• _What is being asked_
Please show all lines of the records that include "JSON".

• _Data records for software interfaces_
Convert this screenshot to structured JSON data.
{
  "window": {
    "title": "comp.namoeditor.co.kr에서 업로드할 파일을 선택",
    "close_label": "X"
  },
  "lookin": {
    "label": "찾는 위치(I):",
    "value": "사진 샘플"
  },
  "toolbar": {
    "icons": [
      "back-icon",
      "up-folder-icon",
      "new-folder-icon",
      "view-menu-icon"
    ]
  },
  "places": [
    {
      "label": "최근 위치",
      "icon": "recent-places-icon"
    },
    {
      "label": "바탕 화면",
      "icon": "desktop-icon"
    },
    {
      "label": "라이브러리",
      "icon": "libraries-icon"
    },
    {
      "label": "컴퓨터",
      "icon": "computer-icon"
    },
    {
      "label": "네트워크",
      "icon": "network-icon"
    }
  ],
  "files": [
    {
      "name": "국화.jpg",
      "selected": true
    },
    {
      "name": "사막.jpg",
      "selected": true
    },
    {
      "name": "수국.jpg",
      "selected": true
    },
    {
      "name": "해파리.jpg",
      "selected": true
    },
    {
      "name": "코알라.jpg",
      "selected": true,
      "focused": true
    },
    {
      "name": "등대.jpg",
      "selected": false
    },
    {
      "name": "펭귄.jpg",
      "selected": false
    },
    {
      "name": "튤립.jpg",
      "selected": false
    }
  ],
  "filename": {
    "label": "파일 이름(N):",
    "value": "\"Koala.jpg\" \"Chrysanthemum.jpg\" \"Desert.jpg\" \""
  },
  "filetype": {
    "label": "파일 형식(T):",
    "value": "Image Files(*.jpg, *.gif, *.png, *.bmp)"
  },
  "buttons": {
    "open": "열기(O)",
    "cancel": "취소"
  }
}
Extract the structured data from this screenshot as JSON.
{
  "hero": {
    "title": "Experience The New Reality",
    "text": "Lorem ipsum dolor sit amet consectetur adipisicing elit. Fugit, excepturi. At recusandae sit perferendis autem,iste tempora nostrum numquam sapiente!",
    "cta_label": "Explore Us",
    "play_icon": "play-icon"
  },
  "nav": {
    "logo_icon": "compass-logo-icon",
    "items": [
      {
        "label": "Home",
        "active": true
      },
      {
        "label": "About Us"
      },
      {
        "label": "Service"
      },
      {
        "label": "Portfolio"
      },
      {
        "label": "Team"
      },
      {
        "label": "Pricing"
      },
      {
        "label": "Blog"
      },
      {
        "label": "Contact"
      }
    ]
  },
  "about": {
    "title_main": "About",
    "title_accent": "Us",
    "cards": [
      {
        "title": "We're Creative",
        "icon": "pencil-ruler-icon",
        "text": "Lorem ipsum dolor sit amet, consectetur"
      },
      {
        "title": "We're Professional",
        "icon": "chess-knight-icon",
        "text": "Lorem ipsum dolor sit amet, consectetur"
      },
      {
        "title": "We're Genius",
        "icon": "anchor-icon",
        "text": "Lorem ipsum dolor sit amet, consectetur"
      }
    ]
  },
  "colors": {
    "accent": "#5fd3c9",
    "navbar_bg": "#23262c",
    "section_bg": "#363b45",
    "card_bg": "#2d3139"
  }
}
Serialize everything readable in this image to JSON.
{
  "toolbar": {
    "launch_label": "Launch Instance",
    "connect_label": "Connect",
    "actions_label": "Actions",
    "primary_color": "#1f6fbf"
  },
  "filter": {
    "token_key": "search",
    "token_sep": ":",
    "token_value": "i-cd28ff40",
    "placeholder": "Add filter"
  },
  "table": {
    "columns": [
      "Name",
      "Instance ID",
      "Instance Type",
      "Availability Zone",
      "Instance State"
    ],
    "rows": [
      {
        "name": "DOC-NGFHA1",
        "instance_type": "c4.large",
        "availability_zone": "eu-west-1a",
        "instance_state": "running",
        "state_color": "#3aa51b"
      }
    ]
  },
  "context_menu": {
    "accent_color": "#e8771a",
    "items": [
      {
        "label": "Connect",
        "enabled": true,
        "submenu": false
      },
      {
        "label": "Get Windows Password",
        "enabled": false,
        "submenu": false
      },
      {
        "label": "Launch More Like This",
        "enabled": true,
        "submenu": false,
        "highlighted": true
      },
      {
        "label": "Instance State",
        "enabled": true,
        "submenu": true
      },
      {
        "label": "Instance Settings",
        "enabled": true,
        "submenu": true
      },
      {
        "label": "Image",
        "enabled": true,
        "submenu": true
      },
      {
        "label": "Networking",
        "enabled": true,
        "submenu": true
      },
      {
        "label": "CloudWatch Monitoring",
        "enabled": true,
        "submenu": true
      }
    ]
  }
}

• _Result_
Convert this screenshot to structured JSON data.
Extract the structured data from this screenshot as JSON.
Serialize everything readable in this image to JSON.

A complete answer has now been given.